MONTREAL - A majority of Canadians believe the Pope, 82, is too old and should retire, according to an opinion poll.
The survey indicated 55% of respondents agreed that Pope John Paul II -- who is due to attend World Youth Day in Toronto next month -- is too old to occupy his position and should retire. Another 29% disagreed, while 16% were undecided or refused to reply.
Support for retirement was even stronger among Roman Catholics, with six out of 10 believing the Pope should go, says the Leger Marketing survey.
A third rejected the suggestion while the rest were either undecided or did not answer.
Protestants and Lutherans agreed with Catholic followers, while only about half of those with other religious affiliations and atheists said the Pope should be replaced.
A spokesman for the Canadian Conference of Catholic Bishops said the poll shows that Canadians have a lot of sympathy for a man ravaged by the physical effects of Parkinson's disease.
"Our Church is a huge Church and I would think it's a relatively normal aspect of people looking at an older person struggling," said Monsignor Peter Schonenbach, general-secretary of the conference.
"His appeal right now as an older, frail man trying to do his job seems to resonate a great deal with the young people," he added.
The survey of 1,503 Canadian adults was conducted May 22-26. The margin of error is 2.6%, 19 times out of 20.
Retired Canadians were more likely to support retirement than younger adults, the survey said.
The margin of error is larger, however, when the results are broken down by age or denomination.
The poll also suggested 72% of Canadians -- and 74% of Catholics -- agreed the Church's doctrine against abortion, contraception and marriage of priests is dated and out of sync with the times.
Msgr. Schonenbach said he suspects the results wouldn't be nearly as high if abortion was singled out.
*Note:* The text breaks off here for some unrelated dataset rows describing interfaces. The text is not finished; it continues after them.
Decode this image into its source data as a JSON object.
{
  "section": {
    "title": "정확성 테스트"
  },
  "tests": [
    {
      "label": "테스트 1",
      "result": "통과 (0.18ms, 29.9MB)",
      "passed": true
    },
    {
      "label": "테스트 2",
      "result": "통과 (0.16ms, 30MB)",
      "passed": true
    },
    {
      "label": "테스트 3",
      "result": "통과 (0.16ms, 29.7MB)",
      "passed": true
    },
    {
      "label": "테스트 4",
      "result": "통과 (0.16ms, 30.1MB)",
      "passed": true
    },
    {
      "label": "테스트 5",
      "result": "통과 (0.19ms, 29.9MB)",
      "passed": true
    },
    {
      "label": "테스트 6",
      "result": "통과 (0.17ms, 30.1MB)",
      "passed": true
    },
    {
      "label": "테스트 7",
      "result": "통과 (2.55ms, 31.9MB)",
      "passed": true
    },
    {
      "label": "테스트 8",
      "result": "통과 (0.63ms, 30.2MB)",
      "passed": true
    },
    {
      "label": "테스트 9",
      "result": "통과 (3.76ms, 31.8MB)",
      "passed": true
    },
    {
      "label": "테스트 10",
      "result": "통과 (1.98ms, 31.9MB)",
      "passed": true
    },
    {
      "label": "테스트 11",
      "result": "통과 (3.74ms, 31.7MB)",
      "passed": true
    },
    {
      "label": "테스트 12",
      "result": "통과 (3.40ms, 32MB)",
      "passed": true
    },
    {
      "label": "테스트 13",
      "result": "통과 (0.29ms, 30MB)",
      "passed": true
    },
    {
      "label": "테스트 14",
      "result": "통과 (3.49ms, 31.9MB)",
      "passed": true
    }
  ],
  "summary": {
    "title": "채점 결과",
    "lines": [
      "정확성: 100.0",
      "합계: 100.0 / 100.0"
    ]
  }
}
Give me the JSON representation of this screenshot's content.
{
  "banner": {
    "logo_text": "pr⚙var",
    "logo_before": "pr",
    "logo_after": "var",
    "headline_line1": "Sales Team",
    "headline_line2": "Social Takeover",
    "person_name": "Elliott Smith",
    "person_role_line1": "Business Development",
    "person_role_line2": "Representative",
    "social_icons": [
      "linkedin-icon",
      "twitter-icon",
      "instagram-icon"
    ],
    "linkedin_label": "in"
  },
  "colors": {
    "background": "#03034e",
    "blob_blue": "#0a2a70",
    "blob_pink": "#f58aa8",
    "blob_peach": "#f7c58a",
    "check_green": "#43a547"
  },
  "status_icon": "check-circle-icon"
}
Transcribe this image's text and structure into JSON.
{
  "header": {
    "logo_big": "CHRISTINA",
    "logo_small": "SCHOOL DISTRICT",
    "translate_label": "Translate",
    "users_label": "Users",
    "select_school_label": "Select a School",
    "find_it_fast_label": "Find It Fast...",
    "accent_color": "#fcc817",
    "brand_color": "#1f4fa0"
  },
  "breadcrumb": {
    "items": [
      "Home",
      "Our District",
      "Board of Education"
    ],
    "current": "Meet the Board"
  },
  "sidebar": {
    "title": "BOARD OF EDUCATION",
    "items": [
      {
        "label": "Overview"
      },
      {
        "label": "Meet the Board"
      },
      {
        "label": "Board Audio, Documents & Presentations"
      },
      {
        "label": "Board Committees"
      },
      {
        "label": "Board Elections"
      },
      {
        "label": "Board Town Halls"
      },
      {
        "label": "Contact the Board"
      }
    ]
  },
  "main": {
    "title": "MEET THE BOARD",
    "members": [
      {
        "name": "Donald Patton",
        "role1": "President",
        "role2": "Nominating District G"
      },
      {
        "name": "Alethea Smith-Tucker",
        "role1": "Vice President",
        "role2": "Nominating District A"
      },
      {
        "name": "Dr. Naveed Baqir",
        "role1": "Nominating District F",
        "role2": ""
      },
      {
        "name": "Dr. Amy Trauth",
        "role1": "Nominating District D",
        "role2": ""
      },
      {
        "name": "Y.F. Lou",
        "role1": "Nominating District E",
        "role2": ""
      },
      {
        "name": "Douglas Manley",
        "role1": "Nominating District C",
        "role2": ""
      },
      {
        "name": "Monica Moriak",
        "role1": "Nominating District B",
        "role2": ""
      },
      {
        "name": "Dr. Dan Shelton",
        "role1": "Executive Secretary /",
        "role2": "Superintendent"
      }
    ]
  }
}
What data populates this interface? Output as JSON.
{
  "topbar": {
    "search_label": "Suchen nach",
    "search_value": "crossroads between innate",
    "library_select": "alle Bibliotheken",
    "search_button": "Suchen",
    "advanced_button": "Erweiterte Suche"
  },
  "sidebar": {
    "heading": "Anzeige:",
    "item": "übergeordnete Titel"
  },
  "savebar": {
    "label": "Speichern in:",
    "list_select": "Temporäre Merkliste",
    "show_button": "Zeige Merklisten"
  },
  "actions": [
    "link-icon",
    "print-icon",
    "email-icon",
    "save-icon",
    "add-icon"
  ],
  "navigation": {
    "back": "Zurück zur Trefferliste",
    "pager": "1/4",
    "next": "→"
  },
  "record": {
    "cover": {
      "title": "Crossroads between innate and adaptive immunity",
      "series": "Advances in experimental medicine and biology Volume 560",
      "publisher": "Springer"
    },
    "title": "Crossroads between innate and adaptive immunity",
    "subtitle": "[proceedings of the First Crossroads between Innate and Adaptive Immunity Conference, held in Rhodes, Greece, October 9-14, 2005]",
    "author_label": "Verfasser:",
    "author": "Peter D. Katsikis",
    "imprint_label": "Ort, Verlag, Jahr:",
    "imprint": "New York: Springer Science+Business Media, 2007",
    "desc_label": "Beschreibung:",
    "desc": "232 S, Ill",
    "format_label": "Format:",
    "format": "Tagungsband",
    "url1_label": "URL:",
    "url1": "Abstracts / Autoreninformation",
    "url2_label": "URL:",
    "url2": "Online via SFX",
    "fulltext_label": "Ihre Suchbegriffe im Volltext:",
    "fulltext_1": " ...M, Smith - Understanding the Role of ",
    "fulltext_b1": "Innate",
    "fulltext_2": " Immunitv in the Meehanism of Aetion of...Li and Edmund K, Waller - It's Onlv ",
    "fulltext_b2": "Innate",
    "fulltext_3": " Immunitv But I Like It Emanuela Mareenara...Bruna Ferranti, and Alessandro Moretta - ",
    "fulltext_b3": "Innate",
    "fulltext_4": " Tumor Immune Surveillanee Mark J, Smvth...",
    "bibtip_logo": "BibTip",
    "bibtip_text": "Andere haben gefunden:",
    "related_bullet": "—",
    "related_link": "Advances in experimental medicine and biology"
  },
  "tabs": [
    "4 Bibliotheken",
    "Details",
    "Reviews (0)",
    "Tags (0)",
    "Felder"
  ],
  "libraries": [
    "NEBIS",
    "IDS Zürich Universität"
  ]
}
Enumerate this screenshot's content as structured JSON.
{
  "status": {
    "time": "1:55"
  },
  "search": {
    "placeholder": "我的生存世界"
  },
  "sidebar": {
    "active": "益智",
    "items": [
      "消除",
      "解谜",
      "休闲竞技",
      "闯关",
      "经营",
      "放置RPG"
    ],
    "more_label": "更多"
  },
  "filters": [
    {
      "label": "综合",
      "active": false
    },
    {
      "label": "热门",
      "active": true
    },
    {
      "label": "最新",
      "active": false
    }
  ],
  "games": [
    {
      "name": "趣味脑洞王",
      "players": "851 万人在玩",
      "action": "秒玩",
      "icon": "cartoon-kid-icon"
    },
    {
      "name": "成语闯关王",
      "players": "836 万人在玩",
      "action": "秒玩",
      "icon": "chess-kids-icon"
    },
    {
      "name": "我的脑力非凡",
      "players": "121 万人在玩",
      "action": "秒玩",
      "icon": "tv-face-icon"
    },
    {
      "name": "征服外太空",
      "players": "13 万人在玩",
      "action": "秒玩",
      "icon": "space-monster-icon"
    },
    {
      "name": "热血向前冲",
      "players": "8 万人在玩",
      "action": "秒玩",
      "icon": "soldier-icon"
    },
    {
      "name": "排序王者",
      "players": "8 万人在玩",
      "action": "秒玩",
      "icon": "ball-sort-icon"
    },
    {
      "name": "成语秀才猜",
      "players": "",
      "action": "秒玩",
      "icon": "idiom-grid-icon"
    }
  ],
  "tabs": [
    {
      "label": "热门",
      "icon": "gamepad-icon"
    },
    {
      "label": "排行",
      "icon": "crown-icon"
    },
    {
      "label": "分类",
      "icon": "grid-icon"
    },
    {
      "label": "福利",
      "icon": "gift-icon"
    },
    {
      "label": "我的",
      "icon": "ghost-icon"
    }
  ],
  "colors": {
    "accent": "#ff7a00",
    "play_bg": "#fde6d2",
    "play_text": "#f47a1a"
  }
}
"A lot of the things that the Church is doing are somewhat counterculture," Msgr. Schonenbach added.
But the organizer for the Pope's World Youth Day visit to Toronto July 23-29 denounced the poll.
"We have a Pole leading us, but it's a different kind of poll," said Rev. Thomas Rosica.
"The Catholic Church is not a smorgasbord buffet of teachings. It is the story of a person whose life continues to inspire all of us and that person is Jesus Christ."
The Pope's health won't prevent him from attending the Toronto event, which is expected to attract more than 350,000 registered delegates, said Rev. Rosica. But it is uncertain whether the Pope will make any or all of the other trips planned for him this year.
"Toronto is clear. For the others, we shall see," Vatican spokesman Joaquin Navarro-Valls said after the Pope returned from a trying five-day trip to Azerbaijan and Bulgaria. "No decision has been made yet. Everything that has been confirmed is confirmed."
But he added: "Something that has been confirmed can be unconfirmed."
Organizers in Toronto are working to ensure the Pope will barely need to take a step from the moment he arrives July 25 to visit one of the largest events of its kind ever in Canada.
His accommodations will have no stairs of any kind, stages will be outfitted with hydraulic lifts and public appearances will take place behind the bulletproof glass dome aboard the specially outfitted Popemobile that went into service after a failed assassination attempt 21 years ago.
"He definitely will not be able to walk, which is why we have to put elevators in our stages and keep the distances that he ever has to walk to an absolute minimum," said Paul Kilbertus, director of communications for the World Youth Day in Toronto.
The Pope is scheduled to travel to Guatemala and Mexico before returning for a visit to his homeland in Poland. Throughout his 24-year papacy, the only trips postponed because of John Paul's health were a 1994 visit to New York after the pontiff broke his leg and a trip to Armenia in 1999 because he had the flu.
The lack of scheduled events after these visits has prompted some to speculate he will retire.
While Rev. Rosica said the Pope could resign, he doubts it would happen because "the body is slow, the mind is very clear and the heart is still on fire and I would be very surprised."
Six popes have resigned, but none has done so for reasons of health or age. Pope Gregory XII was the last to resign in 1415 in an attempt to end the Great Western Schism.